> Work required: Omit the images. Restate all of the records word for word.

[Extracted information]

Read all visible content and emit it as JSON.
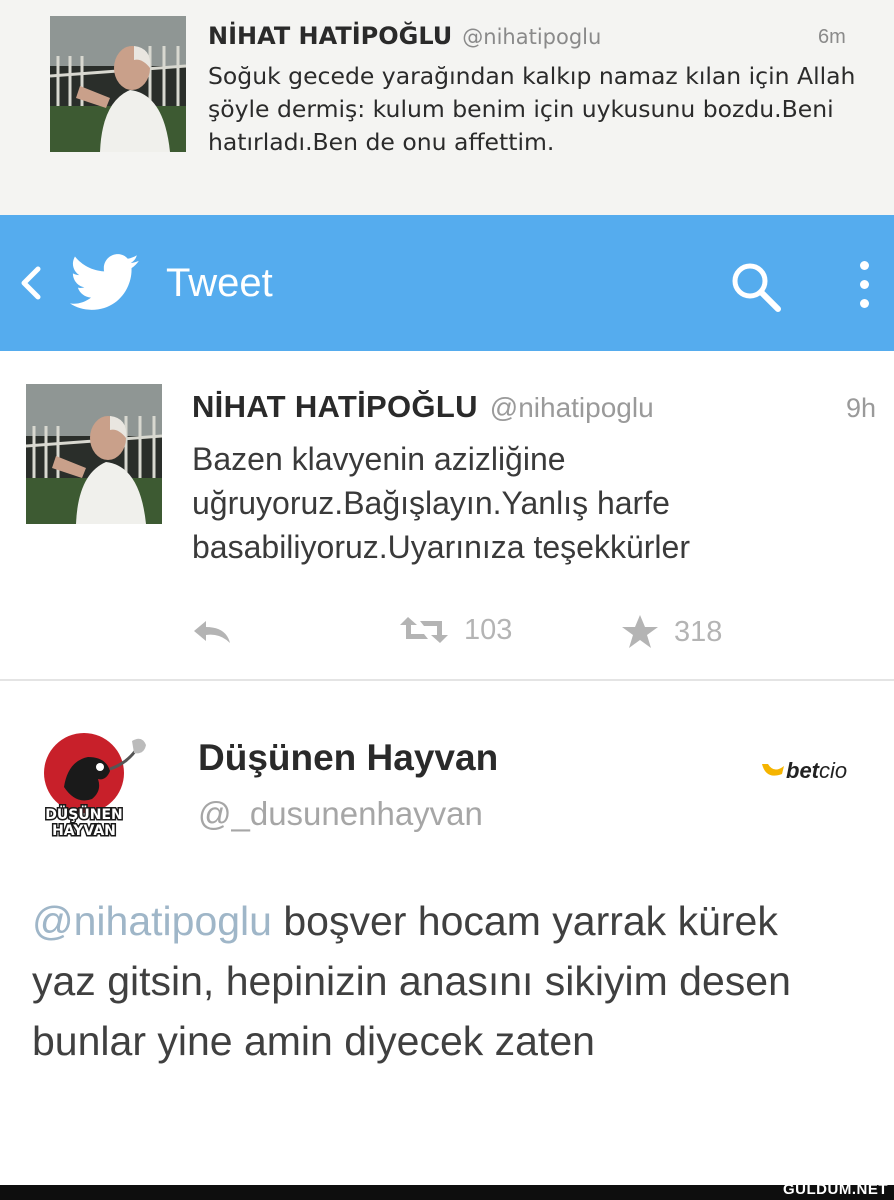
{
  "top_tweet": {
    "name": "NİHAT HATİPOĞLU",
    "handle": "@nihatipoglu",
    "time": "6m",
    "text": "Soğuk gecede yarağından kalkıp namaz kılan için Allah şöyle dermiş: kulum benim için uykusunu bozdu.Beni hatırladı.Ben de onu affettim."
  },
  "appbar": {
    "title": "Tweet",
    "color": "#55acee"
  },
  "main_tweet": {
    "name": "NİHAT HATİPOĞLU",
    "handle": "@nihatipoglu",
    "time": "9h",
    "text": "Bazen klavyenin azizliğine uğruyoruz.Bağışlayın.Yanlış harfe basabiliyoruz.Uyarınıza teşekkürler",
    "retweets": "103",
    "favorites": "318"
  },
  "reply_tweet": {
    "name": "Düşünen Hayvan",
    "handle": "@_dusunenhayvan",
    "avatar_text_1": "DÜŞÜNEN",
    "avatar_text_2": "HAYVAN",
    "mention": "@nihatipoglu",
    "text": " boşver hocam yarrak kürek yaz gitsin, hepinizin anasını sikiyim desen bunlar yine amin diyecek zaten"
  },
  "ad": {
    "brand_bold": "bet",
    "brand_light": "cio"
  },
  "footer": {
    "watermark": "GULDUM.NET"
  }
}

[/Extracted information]

> Reply to the exercise:
Read all visible content and emit it as JSON.
{
  "top_tweet": {
    "name": "NİHAT HATİPOĞLU",
    "handle": "@nihatipoglu",
    "time": "6m",
    "text": "Soğuk gecede yarağından kalkıp namaz kılan için Allah şöyle dermiş: kulum benim için uykusunu bozdu.Beni hatırladı.Ben de onu affettim."
  },
  "appbar": {
    "title": "Tweet",
    "color": "#55acee"
  },
  "main_tweet": {
    "name": "NİHAT HATİPOĞLU",
    "handle": "@nihatipoglu",
    "time": "9h",
    "text": "Bazen klavyenin azizliğine uğruyoruz.Bağışlayın.Yanlış harfe basabiliyoruz.Uyarınıza teşekkürler",
    "retweets": "103",
    "favorites": "318"
  },
  "reply_tweet": {
    "name": "Düşünen Hayvan",
    "handle": "@_dusunenhayvan",
    "avatar_text_1": "DÜŞÜNEN",
    "avatar_text_2": "HAYVAN",
    "mention": "@nihatipoglu",
    "text": " boşver hocam yarrak kürek yaz gitsin, hepinizin anasını sikiyim desen bunlar yine amin diyecek zaten"
  },
  "ad": {
    "brand_bold": "bet",
    "brand_light": "cio"
  },
  "footer": {
    "watermark": "GULDUM.NET"
  }
}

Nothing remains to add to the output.